Red Hat enjoyed their multibillion-dollar IPOs, their most
important strategic challenge has been to conjure up a business
model that could possibly justify their sky-high valuations. Not
surprisingly, all three have decided that hypergrowth is really the
only acceptable path forward."
"For example, since there was clearly no way that Amazon could
justify its stock price as a mere seller of books, it actually has
had little choice but to try to turn itself into an online
Wal-Mart. Similarly, would Yahoo shareholders really have tolerated
a CEO who was content to build just a premium search engine?
More recently, Red Hat's purchase of Cygnus Solutions and its
consulting services is evidence of a similar pressure to grow at
"You can already see signs of similar risks for today's giants.

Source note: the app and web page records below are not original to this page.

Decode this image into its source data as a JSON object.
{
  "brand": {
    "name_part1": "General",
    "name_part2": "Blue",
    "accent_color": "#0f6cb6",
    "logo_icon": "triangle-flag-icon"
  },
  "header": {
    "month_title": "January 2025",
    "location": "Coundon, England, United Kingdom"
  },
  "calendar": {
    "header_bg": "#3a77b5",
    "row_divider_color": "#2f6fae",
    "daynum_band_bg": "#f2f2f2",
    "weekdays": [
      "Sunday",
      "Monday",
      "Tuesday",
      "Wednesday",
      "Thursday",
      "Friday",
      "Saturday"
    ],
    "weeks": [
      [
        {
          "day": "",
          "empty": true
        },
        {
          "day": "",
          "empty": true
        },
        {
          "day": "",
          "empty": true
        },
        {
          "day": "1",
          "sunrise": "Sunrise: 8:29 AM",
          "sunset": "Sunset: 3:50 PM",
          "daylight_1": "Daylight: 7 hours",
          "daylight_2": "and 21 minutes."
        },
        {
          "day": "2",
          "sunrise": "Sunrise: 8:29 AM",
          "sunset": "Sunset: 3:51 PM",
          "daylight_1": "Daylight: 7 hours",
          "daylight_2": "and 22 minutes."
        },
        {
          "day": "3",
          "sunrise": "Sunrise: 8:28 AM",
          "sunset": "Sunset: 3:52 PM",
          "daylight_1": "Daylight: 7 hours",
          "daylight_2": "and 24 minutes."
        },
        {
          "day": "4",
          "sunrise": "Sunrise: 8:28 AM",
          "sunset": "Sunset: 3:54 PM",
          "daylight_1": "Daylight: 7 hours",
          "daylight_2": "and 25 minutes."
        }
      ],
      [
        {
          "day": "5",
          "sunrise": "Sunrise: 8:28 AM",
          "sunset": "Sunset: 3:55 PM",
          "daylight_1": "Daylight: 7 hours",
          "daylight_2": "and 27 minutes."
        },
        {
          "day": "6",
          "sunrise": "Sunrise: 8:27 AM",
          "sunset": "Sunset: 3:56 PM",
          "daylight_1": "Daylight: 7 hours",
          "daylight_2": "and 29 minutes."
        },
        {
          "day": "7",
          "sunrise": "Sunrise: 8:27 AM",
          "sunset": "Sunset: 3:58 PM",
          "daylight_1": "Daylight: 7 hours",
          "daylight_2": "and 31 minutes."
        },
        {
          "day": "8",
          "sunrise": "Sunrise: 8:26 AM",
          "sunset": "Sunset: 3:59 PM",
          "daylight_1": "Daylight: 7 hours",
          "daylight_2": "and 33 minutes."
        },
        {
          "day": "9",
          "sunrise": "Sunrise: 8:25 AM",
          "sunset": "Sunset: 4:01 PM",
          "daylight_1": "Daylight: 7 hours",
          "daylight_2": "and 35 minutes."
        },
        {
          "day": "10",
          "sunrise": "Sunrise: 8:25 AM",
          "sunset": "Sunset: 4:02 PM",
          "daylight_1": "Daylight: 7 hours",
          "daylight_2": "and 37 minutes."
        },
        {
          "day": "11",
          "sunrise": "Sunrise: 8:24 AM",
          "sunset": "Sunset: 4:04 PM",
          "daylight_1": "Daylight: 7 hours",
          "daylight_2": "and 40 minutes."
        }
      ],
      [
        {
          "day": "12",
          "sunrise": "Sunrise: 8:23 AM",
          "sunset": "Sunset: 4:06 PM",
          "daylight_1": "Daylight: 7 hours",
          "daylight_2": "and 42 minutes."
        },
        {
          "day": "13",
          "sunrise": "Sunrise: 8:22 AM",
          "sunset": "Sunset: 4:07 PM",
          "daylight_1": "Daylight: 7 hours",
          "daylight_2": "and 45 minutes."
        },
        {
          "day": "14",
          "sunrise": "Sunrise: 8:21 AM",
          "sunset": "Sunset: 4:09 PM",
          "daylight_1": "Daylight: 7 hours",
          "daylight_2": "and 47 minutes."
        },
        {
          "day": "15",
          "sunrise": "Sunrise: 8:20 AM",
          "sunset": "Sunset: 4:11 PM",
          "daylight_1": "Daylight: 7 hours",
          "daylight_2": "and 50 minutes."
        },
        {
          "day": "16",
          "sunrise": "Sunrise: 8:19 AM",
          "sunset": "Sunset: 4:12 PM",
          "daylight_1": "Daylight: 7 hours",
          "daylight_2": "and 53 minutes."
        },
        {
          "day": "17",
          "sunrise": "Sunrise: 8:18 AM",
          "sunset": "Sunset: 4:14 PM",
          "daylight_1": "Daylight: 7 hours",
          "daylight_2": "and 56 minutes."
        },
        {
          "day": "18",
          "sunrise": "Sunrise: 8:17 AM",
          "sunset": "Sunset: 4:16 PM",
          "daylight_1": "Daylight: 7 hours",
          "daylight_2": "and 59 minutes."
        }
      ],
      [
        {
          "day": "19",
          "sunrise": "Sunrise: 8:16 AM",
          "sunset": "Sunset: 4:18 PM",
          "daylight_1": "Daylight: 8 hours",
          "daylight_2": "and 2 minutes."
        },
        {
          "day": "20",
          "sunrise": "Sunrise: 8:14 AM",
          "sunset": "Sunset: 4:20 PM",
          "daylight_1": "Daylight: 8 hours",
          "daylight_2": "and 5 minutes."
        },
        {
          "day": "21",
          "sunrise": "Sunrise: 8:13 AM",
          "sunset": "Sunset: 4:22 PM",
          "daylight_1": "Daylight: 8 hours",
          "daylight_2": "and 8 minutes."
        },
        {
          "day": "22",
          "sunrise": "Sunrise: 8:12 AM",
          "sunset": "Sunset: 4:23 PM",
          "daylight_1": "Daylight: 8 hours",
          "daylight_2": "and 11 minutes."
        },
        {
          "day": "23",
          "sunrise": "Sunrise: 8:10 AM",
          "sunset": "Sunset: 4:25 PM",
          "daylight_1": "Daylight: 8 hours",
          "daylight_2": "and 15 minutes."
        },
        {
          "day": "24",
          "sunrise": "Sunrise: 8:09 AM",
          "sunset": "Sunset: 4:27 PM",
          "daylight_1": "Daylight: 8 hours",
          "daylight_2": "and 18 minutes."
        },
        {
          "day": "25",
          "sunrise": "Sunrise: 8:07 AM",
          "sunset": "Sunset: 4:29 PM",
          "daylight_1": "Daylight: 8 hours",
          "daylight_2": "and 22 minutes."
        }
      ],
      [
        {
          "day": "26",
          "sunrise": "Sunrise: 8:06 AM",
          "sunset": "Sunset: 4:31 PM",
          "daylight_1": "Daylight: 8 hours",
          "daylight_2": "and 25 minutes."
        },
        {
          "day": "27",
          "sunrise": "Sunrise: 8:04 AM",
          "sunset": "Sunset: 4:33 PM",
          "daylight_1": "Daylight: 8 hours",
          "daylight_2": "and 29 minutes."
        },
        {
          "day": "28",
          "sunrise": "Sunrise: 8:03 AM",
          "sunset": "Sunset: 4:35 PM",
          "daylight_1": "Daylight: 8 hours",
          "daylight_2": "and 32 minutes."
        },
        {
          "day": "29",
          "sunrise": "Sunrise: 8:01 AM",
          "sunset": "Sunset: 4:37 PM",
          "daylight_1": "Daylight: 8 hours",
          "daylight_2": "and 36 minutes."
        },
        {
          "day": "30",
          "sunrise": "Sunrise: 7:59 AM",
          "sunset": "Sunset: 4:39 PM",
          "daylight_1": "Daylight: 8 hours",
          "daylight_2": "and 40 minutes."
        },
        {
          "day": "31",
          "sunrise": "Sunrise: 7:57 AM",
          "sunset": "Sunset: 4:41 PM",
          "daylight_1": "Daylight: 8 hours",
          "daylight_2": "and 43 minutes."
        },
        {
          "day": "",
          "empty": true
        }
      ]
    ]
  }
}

Many people I know are tired of messy portals and are relieved to
experience the pure search capability of a site like Google.com.
Similarly, because they now must behave like titans of industry,
key members of the Linux community are already losing some of their
special luster. I've even started to check out Barnesandnoble.com
as a quiet protest of Amazon's cluttered path."